I became aware of the declining interest in theology on the part of most churches shortly after my conversion and marriage. Both happened in 1970 and I mention my marriage because it was only after we were married that my wife and I began to attend church and look for spiritual fellowship.
The Western Canada Revival swept through the prairies in the early 1970’s, uniting all evangelical denominations to sponsor city-wide meetings where revival was preached and the crowds coming to hear required bigger and bigger venues. This interchurch co-operation was achieved by a tacit agreement to avoid mentioning denominational differences in doctrine.
The “I Found It!” outreach came along a few years later, sponsored by an even wider group of churche. The aim was to prompt people around us to seek some kind of meaningful encounter with Jesus Christ. The nature and significance of this encounter was purposely left vague in order to involve as wide a range of professing Christians as possible.
I’m sure that many lives were touched and changed by both of these movements.
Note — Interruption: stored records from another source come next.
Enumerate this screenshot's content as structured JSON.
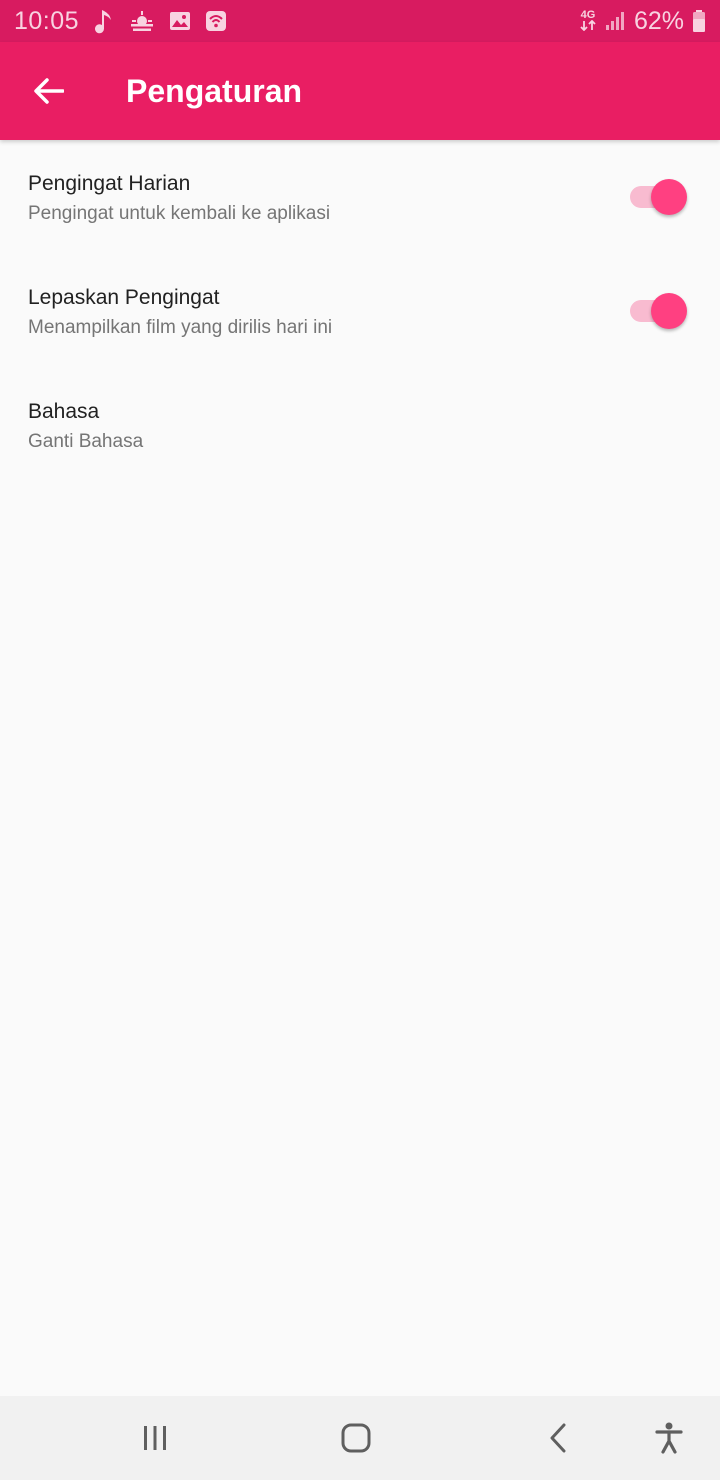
{
  "status_bar": {
    "time": "10:05",
    "battery_percent": "62%",
    "network_type": "4G",
    "icons": [
      "music-note-icon",
      "weather-icon",
      "gallery-icon",
      "wifi-hotspot-icon",
      "mobile-data-icon",
      "signal-icon",
      "battery-icon"
    ]
  },
  "app_bar": {
    "title": "Pengaturan",
    "back_icon": "arrow-left-icon",
    "color": "#e91e63"
  },
  "preferences": [
    {
      "title": "Pengingat Harian",
      "summary": "Pengingat untuk kembali ke aplikasi",
      "switch_on": true
    },
    {
      "title": "Lepaskan Pengingat",
      "summary": "Menampilkan film yang dirilis hari ini",
      "switch_on": true
    },
    {
      "title": "Bahasa",
      "summary": "Ganti Bahasa"
    }
  ],
  "nav_bar": {
    "icons": [
      "recent-apps-icon",
      "home-icon",
      "back-icon",
      "accessibility-icon"
    ]
  },
  "colors": {
    "status_bar": "#d81b60",
    "accent": "#ff4081",
    "switch_track": "#f8bbd0"
  }
}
Nevertheless, they did something else – they sowed the seeds of a belief that theology is divisive and a hindrance to reaching unbelievers with the gospel.
What are we then left with? A belief in a benevolent Deity who wants us all to get along and who wants to help us when we are in trouble. Nothing wrong with that, but it’s not enough. Does anyone really believe there is power in moralistic, therapeutic deism to rescue us from our sins? Does anyone believe in sin anymore?
What happened to truth? Where is it to be found?
No doubt some of the old denominational teachings were wide of the mark. But there was a day when people believed fervently in them, and quoted chapter and verse of the Bible to support them. Were they worse off spiritually than the bland, theology-free folks of today?
Do we search the Bible for truth today? Or do we search for heart-warming verses that don’t ask too much of us? I believe that God had more than that in mind when He gave us the Bible, and the Holy Spirit, to guide us into all truth. I believe that truth is necessary for our salvation in the present time and for eternity.
Any church, preacher, or book that doesn’t in some way encourage my search for the truth is subtly deceiving.